- _Your instructions_: Skip the images and repeat every entry word for word.

(Dataset items)
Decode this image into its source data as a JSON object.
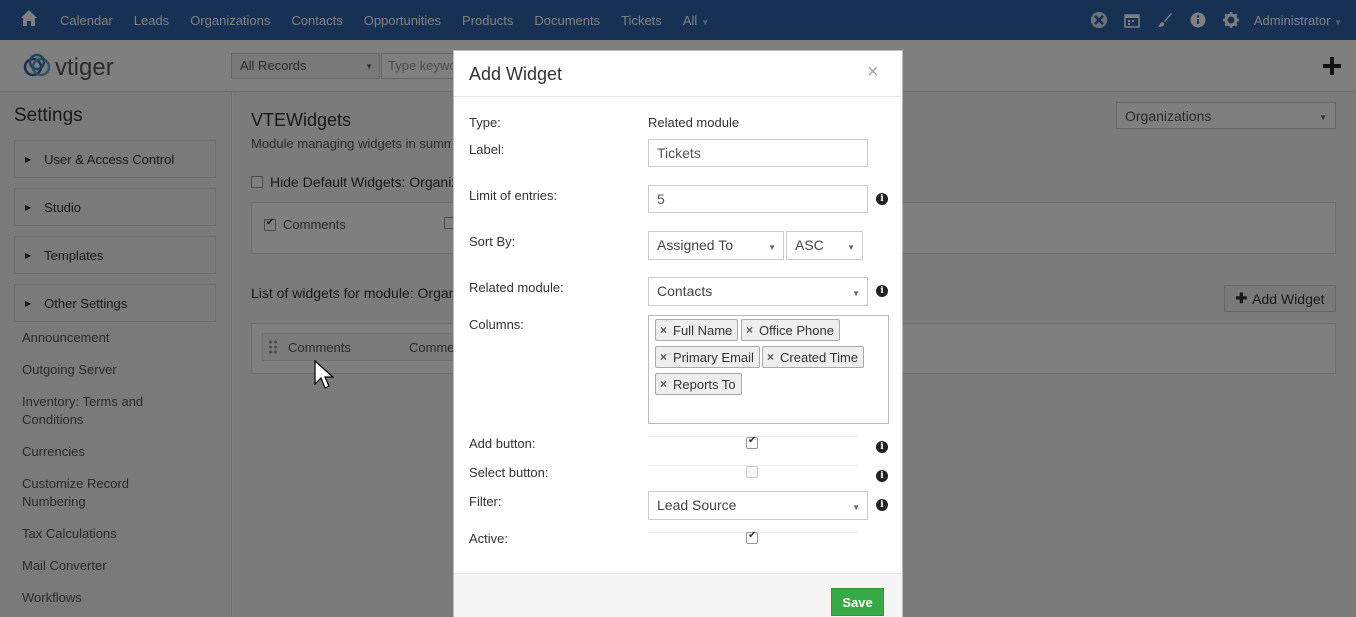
{
  "topnav": {
    "menu": [
      "Calendar",
      "Leads",
      "Organizations",
      "Contacts",
      "Opportunities",
      "Products",
      "Documents",
      "Tickets",
      "All"
    ],
    "user": "Administrator"
  },
  "header": {
    "logo_text": "vtiger",
    "record_select": "All Records",
    "keyword_placeholder": "Type keyword"
  },
  "sidebar": {
    "title": "Settings",
    "sections": [
      "User & Access Control",
      "Studio",
      "Templates",
      "Other Settings"
    ],
    "items": [
      "Announcement",
      "Outgoing Server",
      "Inventory: Terms and Conditions",
      "Currencies",
      "Customize Record Numbering",
      "Tax Calculations",
      "Mail Converter",
      "Workflows"
    ]
  },
  "main": {
    "title": "VTEWidgets",
    "description": "Module managing widgets in summary view",
    "module_select": "Organizations",
    "hide_default": "Hide Default Widgets: Organizations",
    "default_widget": "Comments",
    "list_title": "List of widgets for module: Organizations",
    "add_widget": "Add Widget",
    "row_name": "Comments",
    "row_type": "Comments"
  },
  "modal": {
    "title": "Add Widget",
    "close": "×",
    "type_label": "Type:",
    "type_value": "Related module",
    "label_label": "Label:",
    "label_value": "Tickets",
    "limit_label": "Limit of entries:",
    "limit_value": "5",
    "sort_label": "Sort By:",
    "sort_field": "Assigned To",
    "sort_order": "ASC",
    "related_label": "Related module:",
    "related_value": "Contacts",
    "columns_label": "Columns:",
    "columns": [
      "Full Name",
      "Office Phone",
      "Primary Email",
      "Created Time",
      "Reports To"
    ],
    "add_button_label": "Add button:",
    "add_button_checked": true,
    "select_button_label": "Select button:",
    "select_button_checked": false,
    "filter_label": "Filter:",
    "filter_value": "Lead Source",
    "active_label": "Active:",
    "active_checked": true,
    "save": "Save"
  }
}
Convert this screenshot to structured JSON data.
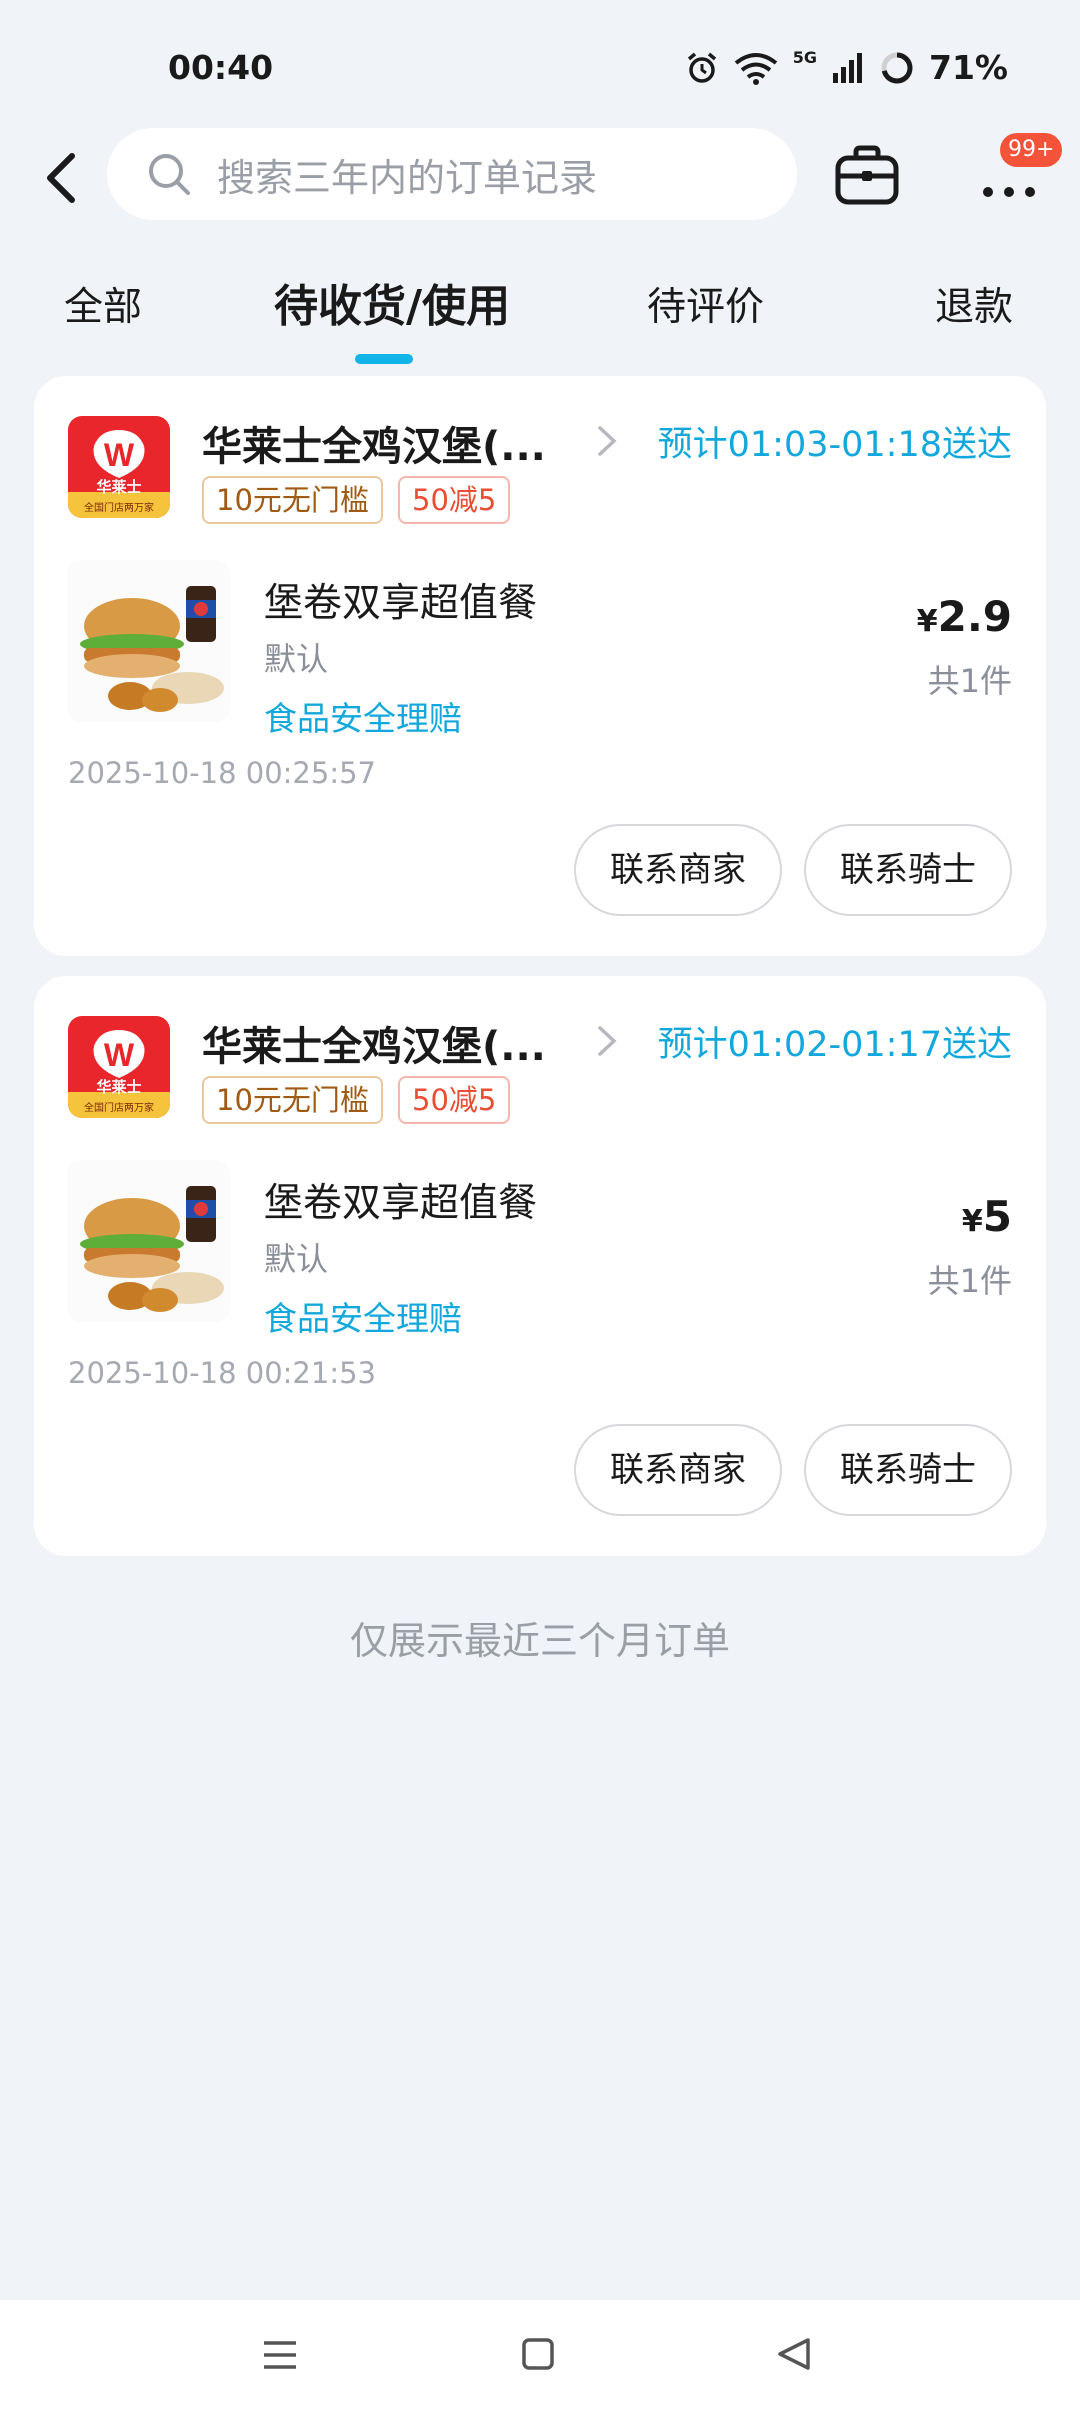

- _Exercise result_:
Decode this image into its source data as a JSON object.
{
  "topnav": {
    "menu": [
      "Calendar",
      "Leads",
      "Organizations",
      "Contacts",
      "Opportunities",
      "Products",
      "Documents",
      "Tickets",
      "All"
    ],
    "user": "Administrator"
  },
  "header": {
    "logo_text": "vtiger",
    "record_select": "All Records",
    "keyword_placeholder": "Type keyword"
  },
  "sidebar": {
    "title": "Settings",
    "sections": [
      "User & Access Control",
      "Studio",
      "Templates",
      "Other Settings"
    ],
    "items": [
      "Announcement",
      "Outgoing Server",
      "Inventory: Terms and Conditions",
      "Currencies",
      "Customize Record Numbering",
      "Tax Calculations",
      "Mail Converter",
      "Workflows"
    ]
  },
  "main": {
    "title": "VTEWidgets",
    "description": "Module managing widgets in summary view",
    "module_select": "Organizations",
    "hide_default": "Hide Default Widgets: Organizations",
    "default_widget": "Comments",
    "list_title": "List of widgets for module: Organizations",
    "add_widget": "Add Widget",
    "row_name": "Comments",
    "row_type": "Comments"
  },
  "modal": {
    "title": "Add Widget",
    "close": "×",
    "type_label": "Type:",
    "type_value": "Related module",
    "label_label": "Label:",
    "label_value": "Tickets",
    "limit_label": "Limit of entries:",
    "limit_value": "5",
    "sort_label": "Sort By:",
    "sort_field": "Assigned To",
    "sort_order": "ASC",
    "related_label": "Related module:",
    "related_value": "Contacts",
    "columns_label": "Columns:",
    "columns": [
      "Full Name",
      "Office Phone",
      "Primary Email",
      "Created Time",
      "Reports To"
    ],
    "add_button_label": "Add button:",
    "add_button_checked": true,
    "select_button_label": "Select button:",
    "select_button_checked": false,
    "filter_label": "Filter:",
    "filter_value": "Lead Source",
    "active_label": "Active:",
    "active_checked": true,
    "save": "Save"
  }
}
Convert this screenshot to structured JSON data.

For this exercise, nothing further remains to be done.